What this task involves: Would you please copy every line below that includes the string "JSON"?

Exercise material:
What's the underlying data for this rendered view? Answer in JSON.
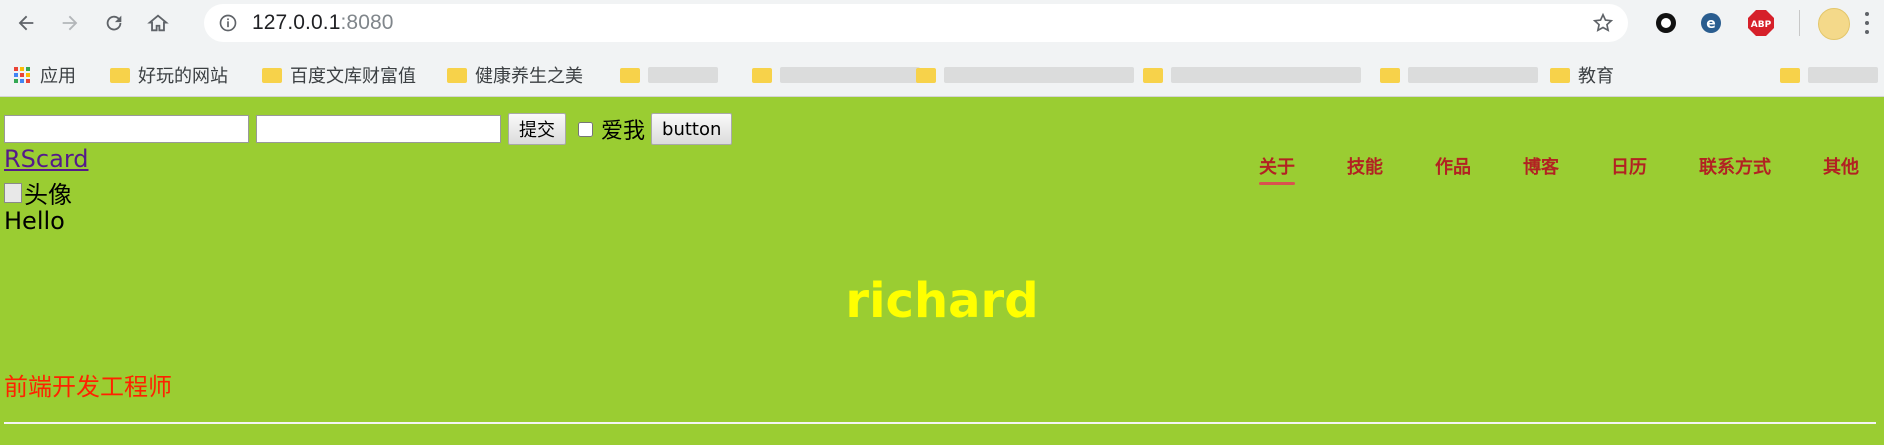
{
  "browser": {
    "url_host": "127.0.0.1",
    "url_port": ":8080",
    "extensions": [
      "record-icon",
      "e-icon",
      "abp-icon"
    ],
    "abp_label": "ABP"
  },
  "bookmarks": {
    "apps_label": "应用",
    "items": [
      {
        "label": "好玩的网站"
      },
      {
        "label": "百度文库财富值"
      },
      {
        "label": "健康养生之美"
      },
      {
        "label": "教育"
      }
    ]
  },
  "form": {
    "submit_label": "提交",
    "checkbox_label": "爱我",
    "button_label": "button"
  },
  "site": {
    "brand": "RScard",
    "avatar_alt": "头像",
    "hello": "Hello",
    "name": "richard",
    "job_title": "前端开发工程师",
    "nav": [
      {
        "label": "关于",
        "active": true
      },
      {
        "label": "技能"
      },
      {
        "label": "作品"
      },
      {
        "label": "博客"
      },
      {
        "label": "日历"
      },
      {
        "label": "联系方式"
      },
      {
        "label": "其他"
      }
    ]
  },
  "colors": {
    "background": "#9acd32",
    "name": "#ffff00",
    "nav": "#b22222",
    "job_title": "#ff2200"
  }
}
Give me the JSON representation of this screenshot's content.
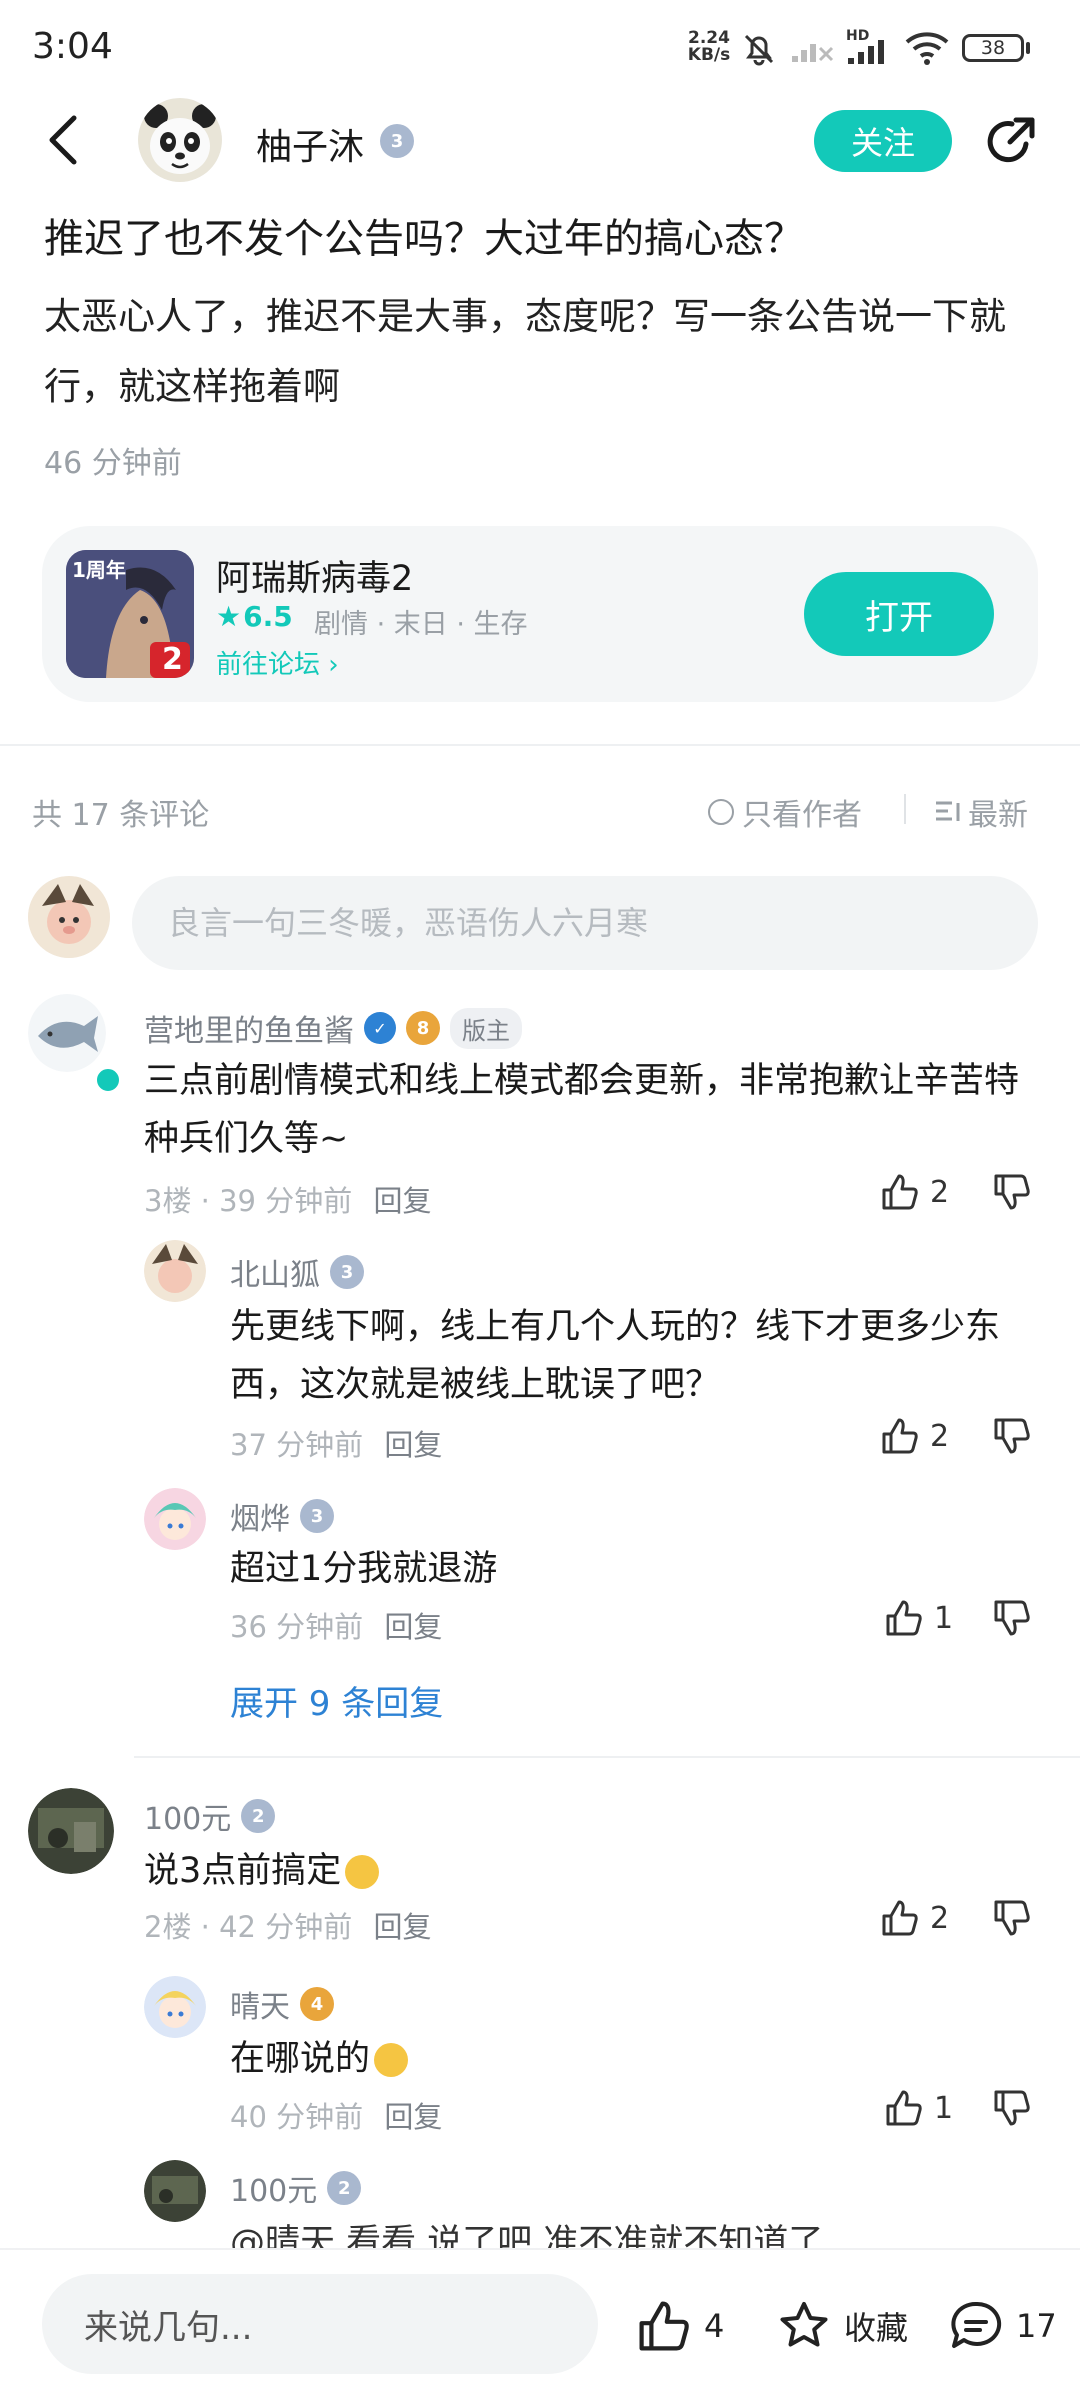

Completed exercise:
What's the underlying data for this rendered view? Answer in JSON.
Give me the JSON representation of this screenshot's content.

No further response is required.